Chamaesyce hirta Chamaesyce hirta is used in West Bengal for ringworm. Antibacterial effects of Chamaesyce hirta leaves were found by several investigators. An aqueous extract of Chamaesyce hirta strongly reduced the release of prostaglandins I2, E2, and D2. Additionally Chamaesyce hirta extracts exerted an inhibitory effect on platelet aggregation and depressed the formation of carrageenin-induced rat paw oedema. 22
Croton gossypifolius Croton cascarilloides wood has been used historically to blacken teeth in Asia. Croton cascarilloides wood soot has limited antimicrobial activity against Mutans streptococci. Croton species are used in Thailand to treat dysmenorrhea, gastric ulcers, gastric cancers, and dysentery. Croton kongensis Gagnep., is known in Thailand as "Plao Ngeon" or "Plao Noi". A crude CH2Cl2 extract of Croton kongensis showed antimalarial and antimycobacterial activities. Croton sylvaticus showed 5-lipoxygenase inhibitory activity with IC(50) values <61 ppm. A review of papers published in 2003, found that in vitro and in vivo studies supported the use of Croton lechleri Mull. Arg. for wounds, tumors, herpes infection, the itching, pain and swelling of insect bites and other conditions. 23–26
Eclipta prostrata Eclipta prostrata is commonly used as self medication by AIDS patients in southern Thailand and showed potential as a therapeutic agent against Giardia intestinalis infections. The hydroalcoholic extract of Eclipta prostrata plant showed antinociceptive, immunomodulatory and antiinflammatory effects. 27
Origanum vulgare Origanum volatile oil has potential efficacy against the infection of dysentery bacteria (Shigella sonne (Sh. sonnei) and Shigella flexneri). The carvacrol constituent has the most effective antimicrobial activity in Origanum vulgare. Diarrheic children in Trinidad were positive for Shigella (33 or 14.0%), 4 for Salmonella, and 1 for Enteropathogenic E. coli.
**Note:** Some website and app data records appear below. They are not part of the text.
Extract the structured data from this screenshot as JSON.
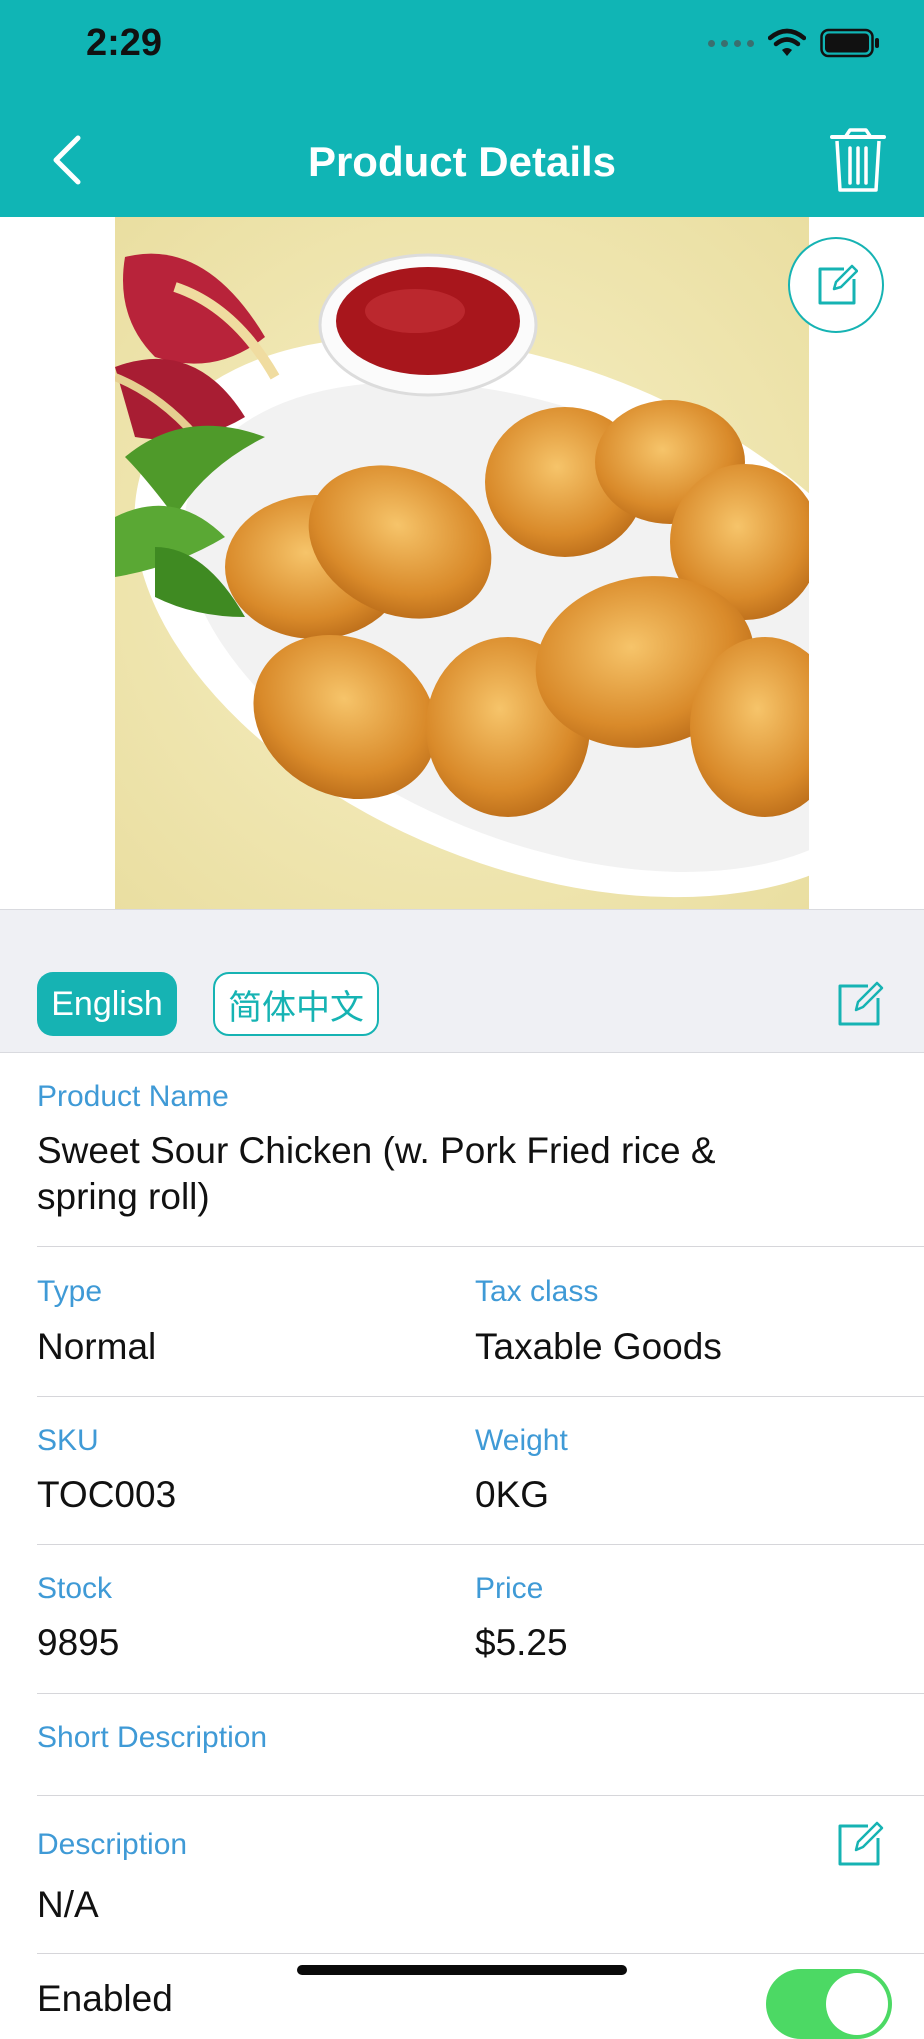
{
  "status_bar": {
    "time": "2:29"
  },
  "header": {
    "title": "Product Details"
  },
  "languages": {
    "active": "English",
    "other": "简体中文"
  },
  "product": {
    "name_label": "Product Name",
    "name_value": "Sweet Sour Chicken (w. Pork Fried rice & spring roll)",
    "type_label": "Type",
    "type_value": "Normal",
    "tax_label": "Tax class",
    "tax_value": "Taxable Goods",
    "sku_label": "SKU",
    "sku_value": "TOC003",
    "weight_label": "Weight",
    "weight_value": "0KG",
    "stock_label": "Stock",
    "stock_value": "9895",
    "price_label": "Price",
    "price_value": "$5.25",
    "short_desc_label": "Short Description",
    "desc_label": "Description",
    "desc_value": "N/A",
    "enabled_label": "Enabled",
    "enabled": true
  },
  "colors": {
    "accent": "#10b5b5",
    "label": "#3f9ad6",
    "toggle_on": "#4cd964"
  },
  "icons": [
    "back-chevron-icon",
    "trash-icon",
    "edit-icon",
    "wifi-icon",
    "battery-icon"
  ]
}
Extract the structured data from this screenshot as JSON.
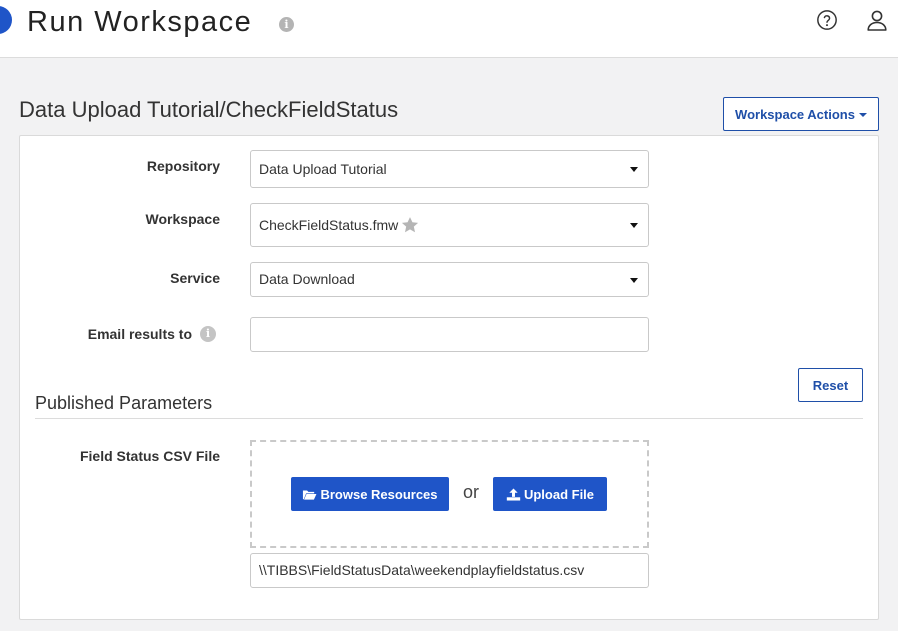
{
  "header": {
    "app_title": "Run Workspace",
    "info_icon": "info-icon",
    "help_icon": "help-circle-icon",
    "user_icon": "user-icon"
  },
  "page": {
    "heading": "Data Upload Tutorial/CheckFieldStatus",
    "workspace_actions_label": "Workspace Actions"
  },
  "form": {
    "repository": {
      "label": "Repository",
      "value": "Data Upload Tutorial"
    },
    "workspace": {
      "label": "Workspace",
      "value": "CheckFieldStatus.fmw",
      "favorite_icon": "star-icon"
    },
    "service": {
      "label": "Service",
      "value": "Data Download"
    },
    "email": {
      "label": "Email results to",
      "value": "",
      "info_icon": "info-icon"
    },
    "reset_label": "Reset"
  },
  "published_parameters": {
    "title": "Published Parameters",
    "field_status": {
      "label": "Field Status CSV File",
      "browse_label": "Browse Resources",
      "or_text": "or",
      "upload_label": "Upload File",
      "path_value": "\\\\TIBBS\\FieldStatusData\\weekendplayfieldstatus.csv"
    }
  },
  "colors": {
    "primary": "#1f55c8",
    "outline_button": "#1f4fa8",
    "background": "#f2f2f3"
  }
}
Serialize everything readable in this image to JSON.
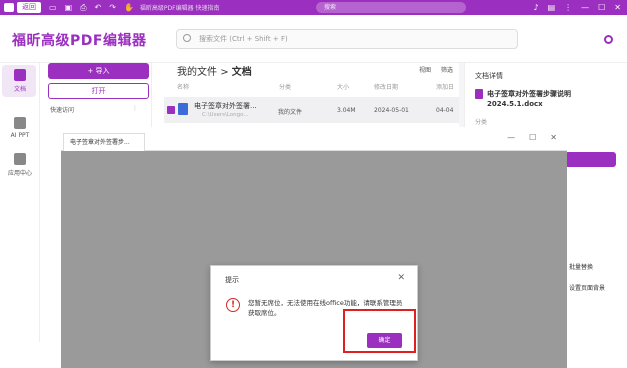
{
  "titlebar": {
    "tab_label": "返回",
    "hint": "福昕高级PDF编辑器 快速指南",
    "search_placeholder": "搜索"
  },
  "header": {
    "app_name": "福昕高级PDF编辑器",
    "search_placeholder": "搜索文件 (Ctrl + Shift + F)"
  },
  "nav": {
    "items": [
      {
        "label": "文档"
      },
      {
        "label": "AI PPT"
      },
      {
        "label": "应用中心"
      }
    ]
  },
  "side": {
    "import_label": "+ 导入",
    "open_label": "打开",
    "recent_label": "快速访问"
  },
  "main": {
    "crumb_root": "我的文件",
    "crumb_sep": ">",
    "crumb_current": "文档",
    "tool_view": "视图",
    "tool_filter": "筛选",
    "columns": [
      "名称",
      "分类",
      "大小",
      "修改日期",
      "添加日"
    ],
    "row": {
      "name": "电子签章对外签署...",
      "path": "C:\\Users\\Longo...",
      "category": "我的文件",
      "size": "3.04M",
      "date": "2024-05-01",
      "added": "04-04"
    }
  },
  "details": {
    "title": "文档详情",
    "file_name": "电子签章对外签署步骤说明2024.5.1.docx",
    "category_label": "分类",
    "link1": "批量替换",
    "link2": "设置页面背景"
  },
  "overlay": {
    "tab_title": "电子签章对外签署步..."
  },
  "dialog": {
    "title": "提示",
    "message": "您暂无席位，无法使用在线office功能，请联系管理员获取席位。",
    "ok_label": "确定"
  }
}
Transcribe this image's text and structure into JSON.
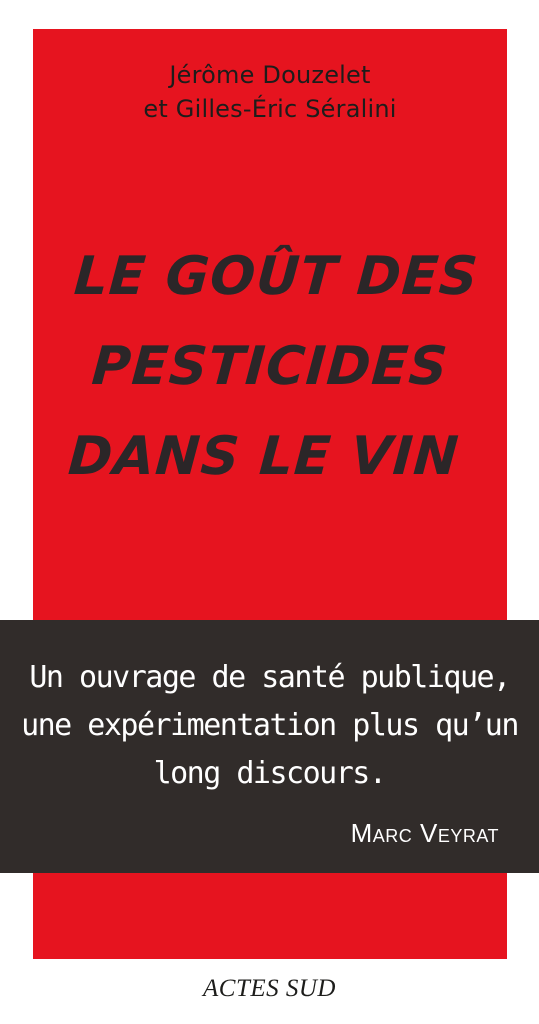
{
  "cover": {
    "background_color": "#e6141f",
    "band_color": "#312c2a",
    "authors": [
      "Jérôme Douzelet",
      "et Gilles-Éric Séralini"
    ],
    "title_lines": [
      "LE GOÛT DES",
      "PESTICIDES",
      "DANS LE VIN"
    ],
    "quote_lines": [
      "Un ouvrage de santé publique,",
      "une expérimentation plus qu’un",
      "long discours."
    ],
    "quote_author": "Marc Veyrat",
    "publisher": "ACTES SUD"
  }
}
Two fecal samples were positive for Campylobacter jejuni, and 1 was positive for hookworm ova. 28–30
Sida acuta Sida acuta contains ecdysterone, ephedrine, hentriacontane, hypolaetin-8-glucoside, beta sitosterol, stigmasterol and campesterol. These chemicals may be responsible for the plant's reported narcotic analgesic, anti-inflammatory and analgesic activity. 31
Solanum americanum Solanum americanum extracts were active against Microsporum gypseum and Cryptococcus neoformans and showed intra-peritoneal subacute toxicity in mice. Alpha-solamargine isolated from the fresh fruits of Solanum americanum is a glycoalkaloid with biological activity against Herpes simplex I, Herpes zoster and genital Herpes and Trypanosoma cruzi. Solanum melongena contains an anthocyanin, delphinidin, which inhibits the collagenolytic ability of matrix metalloproteinases. 32, 33